Daniel Charles

Dan Charles is NPR's food and agriculture correspondent.

Primarily responsible for covering farming and the food industry, Charles focuses on the stories of culture, business, and the science behind what arrives on your dinner plate.

This is his second time working for NPR; from 1993 to 1999, Charles was a technology correspondent at NPR. He returned in 2011.

During his time away from NPR, Charles was an independent writer and radio producer and occasionally filled in at NPR on the Science and National desks, and at Weekend Edition. Over the course of his career Charles has reported on software engineers in India, fertilizer use in China, dengue fever in Peru, alternative medicine in Germany, and efforts to turn around a troubled school in Washington, DC.

In 2009-2010, he taught journalism in Ukraine through the Fulbright program. He has been guest researcher at the Institute for Peace Research and Security Policy at the University of Hamburg, Germany, and a Knight Science Journalism fellow at the Massachusetts Institute of Technology.
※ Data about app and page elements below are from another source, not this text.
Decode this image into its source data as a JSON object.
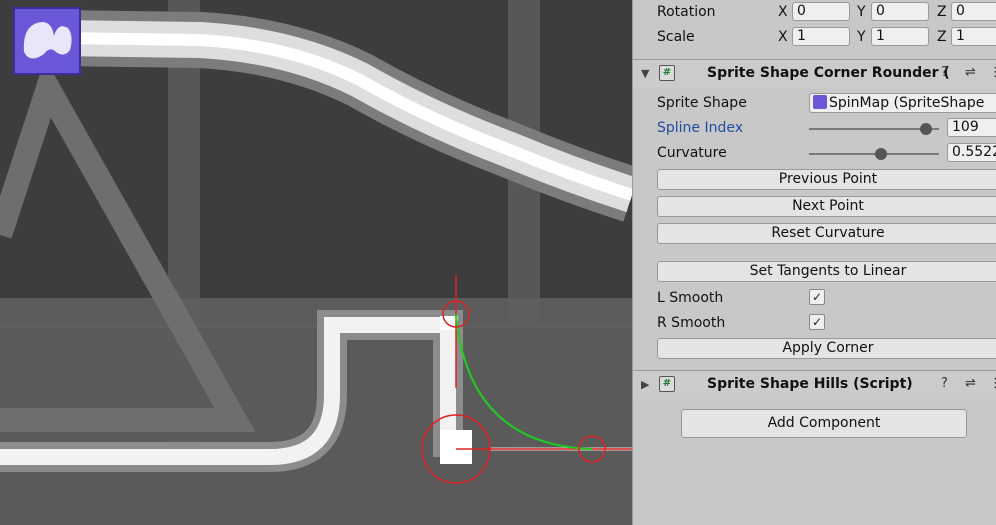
{
  "transform": {
    "rotation_label": "Rotation",
    "scale_label": "Scale",
    "axis_x": "X",
    "axis_y": "Y",
    "axis_z": "Z",
    "rotation": {
      "x": "0",
      "y": "0",
      "z": "0"
    },
    "scale": {
      "x": "1",
      "y": "1",
      "z": "1"
    }
  },
  "corner_rounder": {
    "title": "Sprite Shape Corner Rounder (",
    "hash_glyph": "#",
    "sprite_shape_label": "Sprite Shape",
    "sprite_shape_value": "SpinMap  (SpriteShape",
    "spline_index_label": "Spline Index",
    "spline_index_value": "109",
    "spline_index_fraction": 0.9,
    "curvature_label": "Curvature",
    "curvature_value": "0.5522",
    "curvature_fraction": 0.55,
    "previous_point": "Previous Point",
    "next_point": "Next Point",
    "reset_curvature": "Reset Curvature",
    "set_tangents": "Set Tangents to Linear",
    "l_smooth_label": "L Smooth",
    "r_smooth_label": "R Smooth",
    "check_glyph": "✓",
    "apply_corner": "Apply Corner"
  },
  "hills": {
    "title": "Sprite Shape Hills (Script)",
    "hash_glyph": "#"
  },
  "add_component": "Add Component",
  "icons": {
    "help": "?",
    "settings": "⇌",
    "more": "⋮",
    "collapse": "▼",
    "expand": "▶"
  },
  "colors": {
    "accent_label": "#1f4fa0",
    "spline_green": "#22cc22",
    "handle_red": "#dd2222",
    "sprite_purple": "#6a58d8"
  }
}
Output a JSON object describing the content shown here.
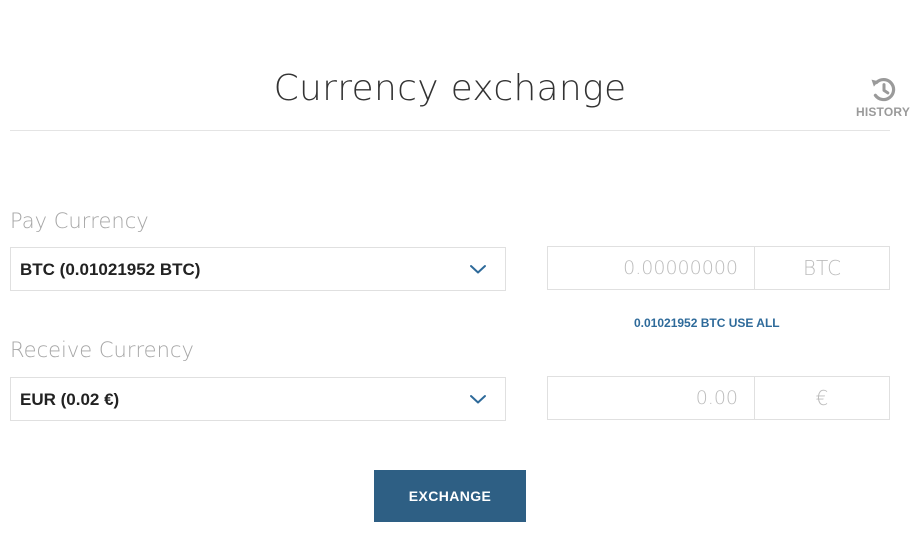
{
  "header": {
    "title": "Currency exchange",
    "history_label": "HISTORY",
    "history_icon": "history-icon"
  },
  "pay": {
    "label": "Pay Currency",
    "selected": "BTC (0.01021952 BTC)",
    "chevron_icon": "chevron-down-icon",
    "amount_placeholder": "0.00000000",
    "unit": "BTC",
    "use_all": "0.01021952 BTC USE ALL"
  },
  "receive": {
    "label": "Receive Currency",
    "selected": "EUR (0.02 €)",
    "chevron_icon": "chevron-down-icon",
    "amount_placeholder": "0.00",
    "unit": "€"
  },
  "actions": {
    "exchange_label": "EXCHANGE"
  },
  "colors": {
    "accent": "#2e6a9a",
    "button": "#2e5f84",
    "muted": "#a6a6a6"
  }
}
From 1990 to 1993, Charles was a U.S. correspondent for New Scientist, a major British science magazine.

The author of two books, Charles wrote Master Mind: The Rise and Fall of Fritz Haber, The Nobel Laureate Who Launched the Age of Chemical Warfare (Ecco, 2005) and Lords of the Harvest: Biotech, Big Money, and the Future of Food (Perseus, 2001) about the making of genetically engineered crops.

Charles graduated magna cum laude from American University with a degree in economics and international affairs. After graduation Charles spent a year studying in Bonn, which was then part of West Germany, through the German Academic Exchange Service.
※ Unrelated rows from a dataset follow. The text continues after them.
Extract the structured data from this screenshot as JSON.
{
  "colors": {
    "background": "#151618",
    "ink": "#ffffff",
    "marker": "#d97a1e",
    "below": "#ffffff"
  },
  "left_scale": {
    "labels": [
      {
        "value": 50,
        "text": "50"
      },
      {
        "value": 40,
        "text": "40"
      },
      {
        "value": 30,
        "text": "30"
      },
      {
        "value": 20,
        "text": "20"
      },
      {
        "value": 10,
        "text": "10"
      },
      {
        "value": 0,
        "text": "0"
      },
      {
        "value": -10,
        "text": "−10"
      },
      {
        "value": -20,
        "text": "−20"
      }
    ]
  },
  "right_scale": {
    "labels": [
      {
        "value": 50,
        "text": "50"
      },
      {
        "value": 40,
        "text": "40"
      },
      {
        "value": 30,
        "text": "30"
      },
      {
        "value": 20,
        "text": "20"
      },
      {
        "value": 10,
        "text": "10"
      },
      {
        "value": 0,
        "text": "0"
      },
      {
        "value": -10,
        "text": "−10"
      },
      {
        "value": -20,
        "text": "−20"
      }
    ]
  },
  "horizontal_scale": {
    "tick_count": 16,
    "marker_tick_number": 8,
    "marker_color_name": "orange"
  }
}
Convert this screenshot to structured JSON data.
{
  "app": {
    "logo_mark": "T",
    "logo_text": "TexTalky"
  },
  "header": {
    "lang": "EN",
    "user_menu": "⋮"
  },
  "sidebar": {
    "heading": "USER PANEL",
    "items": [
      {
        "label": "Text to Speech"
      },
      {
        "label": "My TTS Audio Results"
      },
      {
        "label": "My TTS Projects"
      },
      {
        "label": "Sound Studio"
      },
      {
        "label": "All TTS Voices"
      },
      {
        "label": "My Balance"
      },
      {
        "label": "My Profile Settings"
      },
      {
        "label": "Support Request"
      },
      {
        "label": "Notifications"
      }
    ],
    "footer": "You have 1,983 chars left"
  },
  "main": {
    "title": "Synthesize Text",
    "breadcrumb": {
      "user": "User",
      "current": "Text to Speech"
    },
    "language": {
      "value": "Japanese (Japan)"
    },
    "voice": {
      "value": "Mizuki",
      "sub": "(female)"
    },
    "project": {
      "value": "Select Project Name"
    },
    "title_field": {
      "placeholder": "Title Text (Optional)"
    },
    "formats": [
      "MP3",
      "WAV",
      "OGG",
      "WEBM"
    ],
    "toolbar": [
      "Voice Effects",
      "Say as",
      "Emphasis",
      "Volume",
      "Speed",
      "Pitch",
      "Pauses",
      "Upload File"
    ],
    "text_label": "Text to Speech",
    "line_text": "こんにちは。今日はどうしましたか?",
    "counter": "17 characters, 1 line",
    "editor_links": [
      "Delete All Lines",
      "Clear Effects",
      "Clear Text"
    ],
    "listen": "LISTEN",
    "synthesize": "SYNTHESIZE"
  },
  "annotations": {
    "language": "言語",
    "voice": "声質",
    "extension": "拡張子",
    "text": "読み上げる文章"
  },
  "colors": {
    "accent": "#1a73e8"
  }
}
While prolonged drought has strained California agriculture, most of the state's farms, it seems, aren't just surviving it: They are prospering.

The environment, though, that's another story. We'll get to that.

There's a new candidate in the century-old quest for perfect, guiltless sweetness.

I encountered it at the annual meeting of the Institute of Food Technologists, a combination of Super Bowl, Mecca, and Disneyland for the folks who put the processing in processed food.

Judging by some of the most pessimistic reports from California these days, the place is doomed. You can read all about the folly of trying to build cities in a desert.

Just this week, economists at the University of California, Davis, estimated that water shortages will cost the state's economy $2.7 billion this year. Many farmers are limiting the economic damage by ransacking the environment instead, draining underground aquifers.

In the coming months, a few shoppers will encounter a new and unfamiliar phrase when looking at packages of pork: "Produced without the use of ractopamine."

It's the brainchild of David Maren, founder of Tendergrass Farms, which sells pork products from pigs raised the "all-natural" way, on pasture.

Maren first heard about ractopamine years ago, when he was just getting into this business. Maren was talking with his cousin, who raises pigs the conventional way, in big hog houses.

For the past nine years, some of America's biggest producers of fresh salad greens and vegetables have been waging a quiet war on wildlife surrounding their fields, all in an effort to keep your veggies free of contamination from disease-causing bacteria.

Now, a fresh analysis of safety data suggests that the effort is mostly in vain. Clearing away wildlife habitat does not make food any safer.